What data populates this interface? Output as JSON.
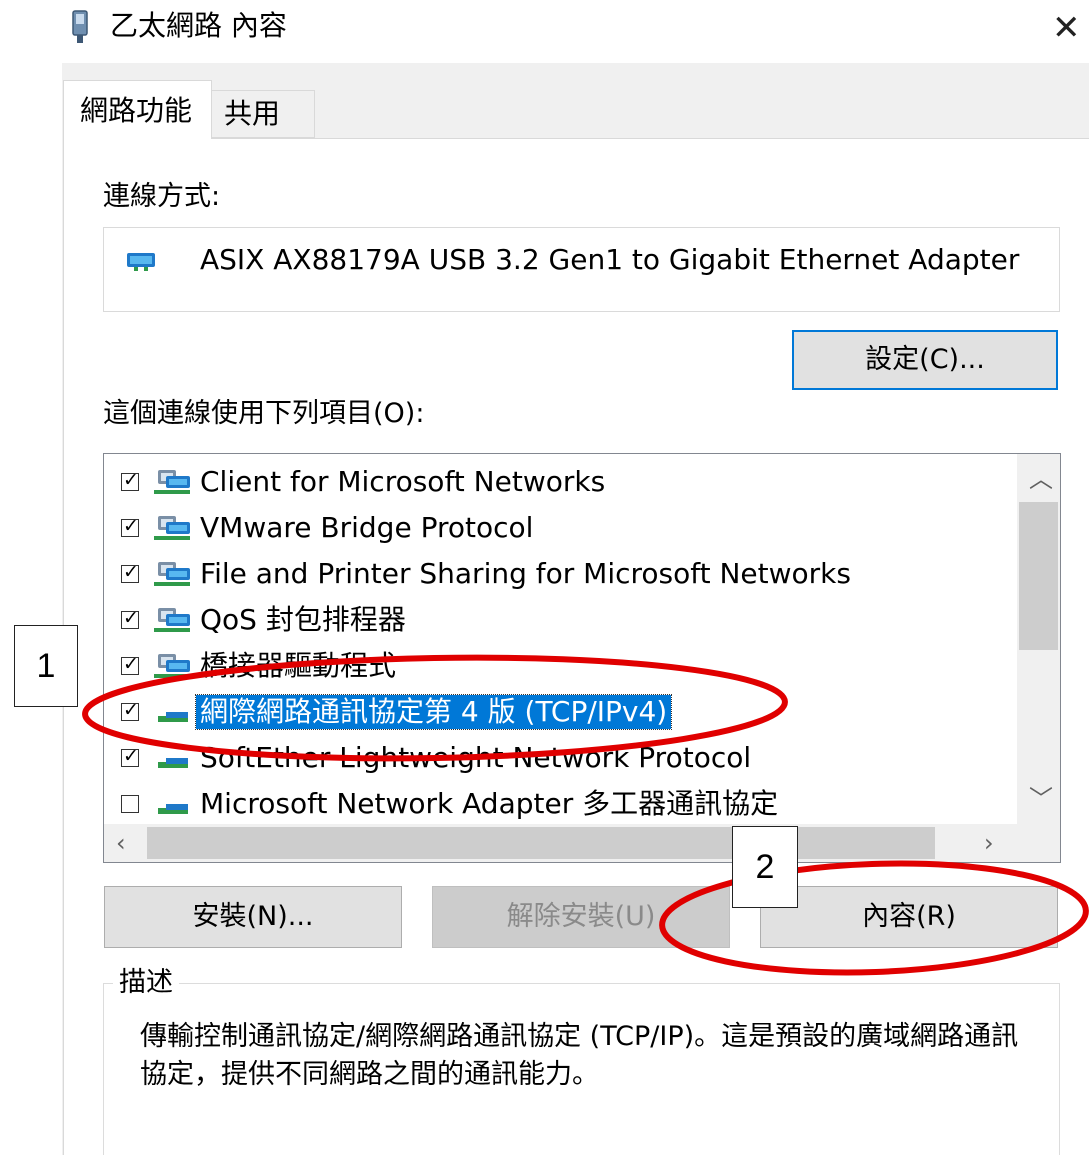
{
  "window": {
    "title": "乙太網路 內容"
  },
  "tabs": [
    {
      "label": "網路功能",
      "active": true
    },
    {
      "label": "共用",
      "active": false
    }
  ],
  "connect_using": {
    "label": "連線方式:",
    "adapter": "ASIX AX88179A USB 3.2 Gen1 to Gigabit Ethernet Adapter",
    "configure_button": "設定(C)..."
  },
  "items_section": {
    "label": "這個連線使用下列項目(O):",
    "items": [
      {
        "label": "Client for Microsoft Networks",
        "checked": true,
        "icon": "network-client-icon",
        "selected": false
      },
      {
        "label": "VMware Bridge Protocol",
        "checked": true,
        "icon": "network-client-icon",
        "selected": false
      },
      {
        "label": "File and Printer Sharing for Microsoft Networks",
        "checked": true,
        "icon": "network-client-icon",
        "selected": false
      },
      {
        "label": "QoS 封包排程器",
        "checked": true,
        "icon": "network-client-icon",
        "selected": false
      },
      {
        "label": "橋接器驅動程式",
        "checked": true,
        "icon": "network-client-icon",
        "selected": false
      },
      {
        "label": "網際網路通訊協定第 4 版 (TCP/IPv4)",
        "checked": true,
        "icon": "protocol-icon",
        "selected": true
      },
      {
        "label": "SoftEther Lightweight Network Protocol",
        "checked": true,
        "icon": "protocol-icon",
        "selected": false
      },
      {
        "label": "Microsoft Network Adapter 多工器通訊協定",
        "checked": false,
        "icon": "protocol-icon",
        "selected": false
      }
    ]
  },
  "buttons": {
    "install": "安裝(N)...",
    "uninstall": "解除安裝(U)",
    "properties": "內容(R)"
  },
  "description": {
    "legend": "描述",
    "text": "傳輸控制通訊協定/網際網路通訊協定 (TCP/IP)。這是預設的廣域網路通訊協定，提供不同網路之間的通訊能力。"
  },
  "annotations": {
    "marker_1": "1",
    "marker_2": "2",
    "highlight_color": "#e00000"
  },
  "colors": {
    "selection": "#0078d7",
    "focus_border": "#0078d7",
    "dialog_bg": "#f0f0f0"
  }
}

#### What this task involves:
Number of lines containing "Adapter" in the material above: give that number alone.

#### Written solution:
2